Ultimately, several weeks of data copying had to be undertaken so the historical data could be uploaded to the new provider in the correct format and would be available if needed. The process was painful and time consuming, and we learned a valuable lesson from it.
What might the consequences have been if all of the infrastructure – physical servers, networking equipment, storage devices and applications – had all been transferred over?
What we learned
The lessons we have learned are to ask more questions about the data, how it is stored and used and how to extract it. What are the consequences of the lock-in arrangement and if something did go wrong how would we move our service to another provider and would we get any help?
The new provider has both a data extraction utility with various formats available and offers a migration service out of their cloud if clients wish to move. Unsurprisingly, their customer retention rate is exceedingly high.

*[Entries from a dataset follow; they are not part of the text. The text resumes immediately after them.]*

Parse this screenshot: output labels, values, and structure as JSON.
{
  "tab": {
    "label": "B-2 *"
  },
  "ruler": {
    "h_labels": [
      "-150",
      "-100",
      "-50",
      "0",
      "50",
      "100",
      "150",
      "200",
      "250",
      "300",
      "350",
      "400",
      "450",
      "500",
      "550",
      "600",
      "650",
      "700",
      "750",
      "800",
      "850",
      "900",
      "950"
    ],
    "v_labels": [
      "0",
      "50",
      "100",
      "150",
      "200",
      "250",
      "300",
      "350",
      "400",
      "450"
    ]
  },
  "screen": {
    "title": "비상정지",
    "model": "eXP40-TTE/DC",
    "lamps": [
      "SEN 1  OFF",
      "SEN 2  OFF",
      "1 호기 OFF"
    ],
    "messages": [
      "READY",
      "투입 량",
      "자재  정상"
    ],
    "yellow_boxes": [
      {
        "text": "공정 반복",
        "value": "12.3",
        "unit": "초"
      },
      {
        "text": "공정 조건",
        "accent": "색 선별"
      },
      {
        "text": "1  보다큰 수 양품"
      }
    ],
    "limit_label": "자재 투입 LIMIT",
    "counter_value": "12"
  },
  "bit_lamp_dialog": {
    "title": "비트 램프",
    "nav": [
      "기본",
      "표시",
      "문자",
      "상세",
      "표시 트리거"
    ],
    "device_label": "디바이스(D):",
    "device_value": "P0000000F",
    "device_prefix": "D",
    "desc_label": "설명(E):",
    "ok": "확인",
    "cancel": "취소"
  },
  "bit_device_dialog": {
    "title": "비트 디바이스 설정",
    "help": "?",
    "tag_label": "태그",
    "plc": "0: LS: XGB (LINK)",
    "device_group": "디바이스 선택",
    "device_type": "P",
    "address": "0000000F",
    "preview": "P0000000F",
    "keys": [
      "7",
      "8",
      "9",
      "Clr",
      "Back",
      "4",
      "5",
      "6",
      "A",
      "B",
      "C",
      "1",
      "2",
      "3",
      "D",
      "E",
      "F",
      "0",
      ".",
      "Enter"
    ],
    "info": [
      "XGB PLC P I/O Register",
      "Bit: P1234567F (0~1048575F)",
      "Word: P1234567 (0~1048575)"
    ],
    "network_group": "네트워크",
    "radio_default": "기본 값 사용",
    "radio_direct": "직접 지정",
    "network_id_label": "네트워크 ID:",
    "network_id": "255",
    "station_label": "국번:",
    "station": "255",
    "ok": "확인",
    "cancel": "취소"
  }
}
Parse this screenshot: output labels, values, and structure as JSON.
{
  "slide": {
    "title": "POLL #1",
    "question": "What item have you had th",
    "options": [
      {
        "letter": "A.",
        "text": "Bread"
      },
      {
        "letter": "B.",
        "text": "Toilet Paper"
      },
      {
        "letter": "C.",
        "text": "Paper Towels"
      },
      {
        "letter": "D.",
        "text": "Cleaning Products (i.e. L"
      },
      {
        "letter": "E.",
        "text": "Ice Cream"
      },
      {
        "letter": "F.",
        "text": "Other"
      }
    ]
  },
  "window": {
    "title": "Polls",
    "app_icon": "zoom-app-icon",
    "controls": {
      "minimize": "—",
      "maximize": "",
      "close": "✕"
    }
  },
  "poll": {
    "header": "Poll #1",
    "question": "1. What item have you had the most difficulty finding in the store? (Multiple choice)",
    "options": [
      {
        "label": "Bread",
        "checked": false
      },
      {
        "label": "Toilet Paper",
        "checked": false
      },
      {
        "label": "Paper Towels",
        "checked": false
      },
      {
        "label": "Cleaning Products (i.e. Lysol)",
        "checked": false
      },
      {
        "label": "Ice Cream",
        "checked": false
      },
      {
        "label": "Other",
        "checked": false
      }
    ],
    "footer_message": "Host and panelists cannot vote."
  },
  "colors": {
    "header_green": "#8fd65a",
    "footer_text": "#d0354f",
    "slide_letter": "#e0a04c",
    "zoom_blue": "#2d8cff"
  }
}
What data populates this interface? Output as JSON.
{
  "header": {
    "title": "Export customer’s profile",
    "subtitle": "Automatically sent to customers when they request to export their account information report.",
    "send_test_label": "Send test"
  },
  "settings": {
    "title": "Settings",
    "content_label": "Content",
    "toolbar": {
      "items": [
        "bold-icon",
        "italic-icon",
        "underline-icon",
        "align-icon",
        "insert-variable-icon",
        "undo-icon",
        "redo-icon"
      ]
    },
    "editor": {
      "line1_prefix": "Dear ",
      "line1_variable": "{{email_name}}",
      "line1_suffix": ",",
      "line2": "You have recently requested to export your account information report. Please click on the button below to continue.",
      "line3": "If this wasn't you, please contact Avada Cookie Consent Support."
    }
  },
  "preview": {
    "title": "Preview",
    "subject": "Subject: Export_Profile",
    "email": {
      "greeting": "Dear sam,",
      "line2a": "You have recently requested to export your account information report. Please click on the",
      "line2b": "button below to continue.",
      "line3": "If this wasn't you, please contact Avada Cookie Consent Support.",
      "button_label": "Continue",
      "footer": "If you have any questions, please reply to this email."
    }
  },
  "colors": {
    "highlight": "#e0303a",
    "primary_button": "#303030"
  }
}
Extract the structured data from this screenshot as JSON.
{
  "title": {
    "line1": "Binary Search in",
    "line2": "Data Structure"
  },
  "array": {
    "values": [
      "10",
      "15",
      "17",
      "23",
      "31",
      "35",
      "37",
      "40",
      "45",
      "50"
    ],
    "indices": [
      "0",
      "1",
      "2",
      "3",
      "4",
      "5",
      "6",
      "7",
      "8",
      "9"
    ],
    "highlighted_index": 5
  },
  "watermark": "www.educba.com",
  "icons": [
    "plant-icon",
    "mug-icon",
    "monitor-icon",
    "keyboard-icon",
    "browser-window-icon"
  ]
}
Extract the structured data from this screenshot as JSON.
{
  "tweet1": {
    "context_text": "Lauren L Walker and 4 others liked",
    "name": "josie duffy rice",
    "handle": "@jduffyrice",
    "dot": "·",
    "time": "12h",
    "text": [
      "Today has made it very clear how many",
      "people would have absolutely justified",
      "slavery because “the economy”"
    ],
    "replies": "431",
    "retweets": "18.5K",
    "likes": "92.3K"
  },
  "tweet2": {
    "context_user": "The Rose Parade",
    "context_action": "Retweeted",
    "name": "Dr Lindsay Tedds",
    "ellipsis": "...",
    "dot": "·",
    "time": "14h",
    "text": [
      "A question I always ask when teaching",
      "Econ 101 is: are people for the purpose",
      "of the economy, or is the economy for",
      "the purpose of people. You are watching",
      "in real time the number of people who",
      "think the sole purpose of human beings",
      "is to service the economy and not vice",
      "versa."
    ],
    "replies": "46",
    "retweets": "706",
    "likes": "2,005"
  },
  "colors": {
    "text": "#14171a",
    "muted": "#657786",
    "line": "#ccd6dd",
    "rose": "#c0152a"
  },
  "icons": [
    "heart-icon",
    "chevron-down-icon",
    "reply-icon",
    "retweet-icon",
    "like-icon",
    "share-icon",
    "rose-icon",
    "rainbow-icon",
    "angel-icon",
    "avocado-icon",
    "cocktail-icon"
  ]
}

Even if the relationship with the cloud provider is good, our advice would be to ensure that any data that is with the cloud provider is backed up regularly in an easily usable format, (such that it can be imported to another system), and stored in a physical form.
A word of caution
Realistically, if you are locked into a supplier, getting out is always going to be problematic. Ultimately, it usually comes down to money. If you want to get out then it will cost you to do so.
Unethical providers may make it difficult to get at or recover your data but this is something that should be checked before entering into an agreement. Always ask before entering into any agreement, “How do I get my data out in the future if I need or want to?”
The message “Go to the Cloud, that’s the future …” is valid in many cases, but a word of caution: be aware of the impact if something goes wrong and find out what are your alternatives.
Alex Rabbetts is md at MigSolv. www.migsolv.com
This was first published in December 2013